Maybin eager to seal Dubai berth
At this time in every season there are varying agendas for each European Tour member and for the six Irish contesting today's Castello Masters, it is no different.
For all, there's the first thought of victory on the Club de Campo del Mediterraneo course laid out in the crater of an extinct volcano in Spain.
But there's also the added incentive of qualifying for next fortnight's $7m WGC-HSBC Champions event in Shanghai and they can only do so with victory in Spain, with qualifying for the Chinese event cutting off on Sunday.
Peter Lawrie is 40th on the money list, so he's assured also of contesting the season-ending Dubai World Championship.

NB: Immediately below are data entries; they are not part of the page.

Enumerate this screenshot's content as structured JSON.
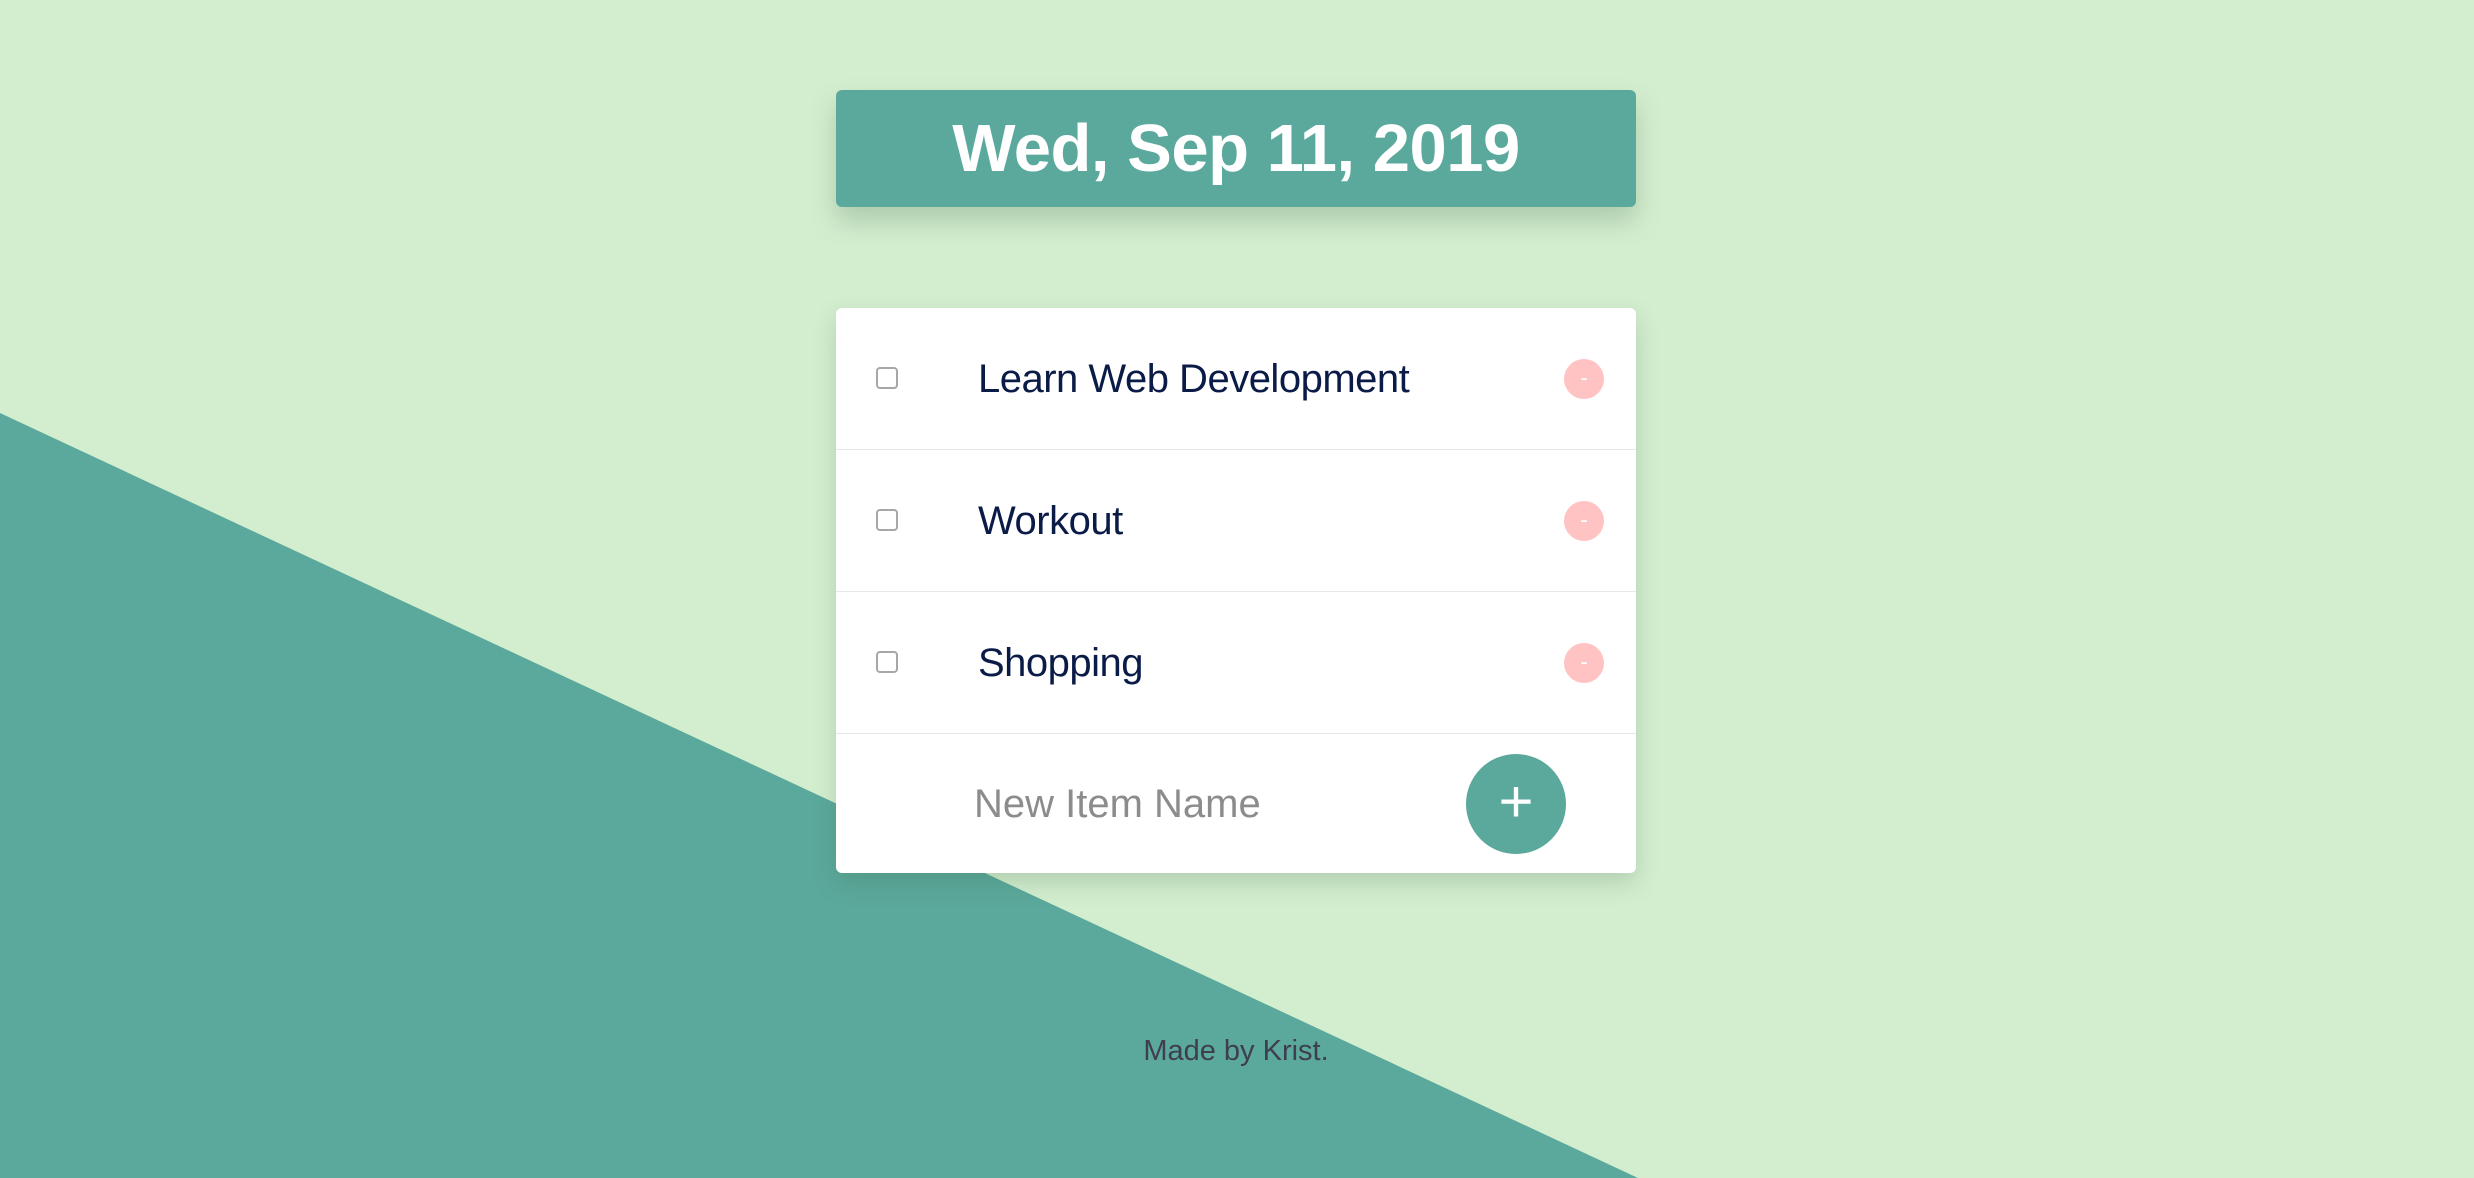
{
  "colors": {
    "background_light": "#d3eecf",
    "accent_teal": "#5ba99c",
    "delete_pink": "#ffc3c3",
    "item_text": "#0b1b47"
  },
  "header": {
    "date": "Wed, Sep 11, 2019"
  },
  "todo_list": {
    "items": [
      {
        "label": "Learn Web Development",
        "checked": false,
        "delete_label": "-"
      },
      {
        "label": "Workout",
        "checked": false,
        "delete_label": "-"
      },
      {
        "label": "Shopping",
        "checked": false,
        "delete_label": "-"
      }
    ],
    "new_item": {
      "placeholder": "New Item Name",
      "value": "",
      "add_label": "+"
    }
  },
  "footer": {
    "text": "Made by Krist."
  }
}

However, for Damien McGrane, (55th on the list), Gareth Maybin (59th) and Shane Lowry (62nd), these next few weeks are more about ensuring they join Graeme McDowell, Rory McIlroy, Padraig Harrington, Darren Clarke and Lawrie in the UAE.
All three dropped down the Race to Dubai rankings after last week's Portugal Masters, with McGrane and Lowry falling two places, and Maybin five places.
Maybin has fellow Irishman Darren Reynolds working as caddie for the remainder of the season, with former caddie Davy Jones going back to teaching at Royal Portrush.
"Darren and I are going to do the next few weeks and we'll see how it goes," said Maybin. "I played Dubai last year and that's still the goal this year, to stay inside the top 60. I've got a handful of events left so all I need is a decent week, while that first win would really take care of everything."
Lowry reiterated that he will skip the Dunlop Phoenix Open in Japan to play the European Tour's penultimate event, UBS Hong Kong Open, if his place in the top 60 is doubtful.
Down-based Simon Thornton has time to fully prepare for the event after competing in last week's Portugal Masters at such short notice, following Danny Willett's withdrawal. Also in the field are Michael Hoey, Paul McGinley, McGrane and Lawrie.
Meanwhile, 2012 captaincy favourite Jose Maria Olazabal believes the Ryder Cup will be the making of Rory McIlroy. The Holywood native had previously described the biennial competition as "an exhibition match", but his starring role at Celtic Manor helped him change his mind about the event.
"I don't think that we shall ever again hear McIlroy say that the Ryder Cup is an exhibition match," said Olazabal, who was drafted in late as a fifth European vice-captain for Celtic Manor, ahead of his expected endorsement -- health permitting -- as successor to captain Colin Montgomerie.
"For the younger players like Rory and Martin Kaymer, the Ryder Cup is an accelerated course in maturity."
Olazabal said he all but broke down in tears upon entering the European team room to see a giant picture of Seve Ballesteros and himself taken from one of their 15 matches together.
"It was very moving for me to see that photograph, and I was so pleased a long while ago to be there to give a big push when the Ryder Cup turned to a European team," he said.
Live, Sky Sports 3, 11.0